Most evocative of the letters is a famous birthday party invitation letter from Claudia Severa, wife of a commanding officer, to her friend Sulpicia Lepidina. Stuck far from home on a Roman frontier with few associates of her social standing, she longs for the company of her friend. Her letter is the earliest female handwriting to survive in Western Europe.

Discoveries like the Vindolanda tablets don't come along every day in the painstaking world of archeological excavations. But just days before I arrived volunteers had unearthed the most exciting treasure since the tablets, a carved shrine dating from the 3rd century. "A rare find," confirmed the visibly moved Andrew Birley, director of excavations at Vindolanda and son of Robin Birley who discovered the famous writing tablets.

The 30 volunteers on my dig ranged in age from 17 to 77. When lunchtime came round they buzzed about the morning's work. Alice Constable, related to the famous 19th century English Romantic painter John Constable, had dug up a piece of pottery decorated with a bird and dog. Peter from Bristol held up his prized find of the day, a piece of bottle blue Roman glass.

Kevin, a Glaswegian jazz musician with a passion for Roman history, looked wistful as he handed over his most prized find, a Roman phallic symbol. The discovery caused him to sign on for another two weeks dig.

By lunchtime I had no more to report than the discovery of a fragment of pottery and my disappointment when a flash of filigree-coloured soil turned out to be dust. So it was back into the drain with the remains of the day to strike it lucky.

Danny Rolet, another drain-mate, paused from her toils to inspect a small, unusually shaped rock I hoped would turn out to be something significant under its dirt encrusted surface. Declaring the item to be unadulterated rock she explained sympathetically that a fool's gold experience is not uncommon at archeological digs.

My confidence was boosted when another half-hour's dig unearthed a Roman nail. The most inspiring nail I had ever seen. Keep digging.

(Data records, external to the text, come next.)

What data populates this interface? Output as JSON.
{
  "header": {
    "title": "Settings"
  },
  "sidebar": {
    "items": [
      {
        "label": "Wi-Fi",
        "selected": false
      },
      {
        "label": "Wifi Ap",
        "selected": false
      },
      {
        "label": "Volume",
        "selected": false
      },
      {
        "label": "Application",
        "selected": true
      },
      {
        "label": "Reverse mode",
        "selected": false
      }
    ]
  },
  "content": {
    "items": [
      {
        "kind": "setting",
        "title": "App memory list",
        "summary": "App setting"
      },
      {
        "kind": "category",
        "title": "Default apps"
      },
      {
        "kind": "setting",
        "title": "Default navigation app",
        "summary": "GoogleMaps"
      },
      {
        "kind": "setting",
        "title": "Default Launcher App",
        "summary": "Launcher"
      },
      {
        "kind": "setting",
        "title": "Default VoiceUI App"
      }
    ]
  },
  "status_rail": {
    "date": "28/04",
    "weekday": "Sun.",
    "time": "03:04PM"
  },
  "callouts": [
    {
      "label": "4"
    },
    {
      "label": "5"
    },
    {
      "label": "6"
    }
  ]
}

A couple of hours later, and not wanting to succumb again to the fool's gold syndrome, I nearly tossed out the shovel of dirt which contained a small spot of greenish soil. Sift just in case. I felt a rush of adrenalin. A round shape emerged from the green soil. It felt hard beneath its dirty exterior.

Andrew Birley inspected the item and pronounced it "quite a find." A Roman coin dating, he guessed, from about the 3rd century.

I held the little coin, not much bigger than my thumbnail, and felt emotional. In 1700 years I was only the second person to touch it. What was the person like who lost the coin? Would they have cursed the loss or brushed it off? For a moment time past felt like time present.

The age of the coin corresponded with the current excavations of 3rd century buildings at Vindolanda. It must have washed down the drain we had been set to work in.

Bearing in mind the advice that you can dig for days without finding anything of significance, it was hard not to feel I'd struck gold.

The original fort lies several more metres under the ground, which means the story of the Vindolanda people will continue to unfold in years of digging to come.

Getting there: Air New Zealand operates daily direct flights to London via Hong Kong.

National Rail services from London to Newcastle take approximately 3.5 hours.

Digging: Volunteer programme runs from April through to the third week in September. See vindolanda.com.

Where to stay: The Twice Brewed Inn is 10 minutes from Vindolanda.

Further information: For general information about visiting Britain see visitbritain.co.nz.

Susan Buckland visited the UK with the assistance of Air New Zealand.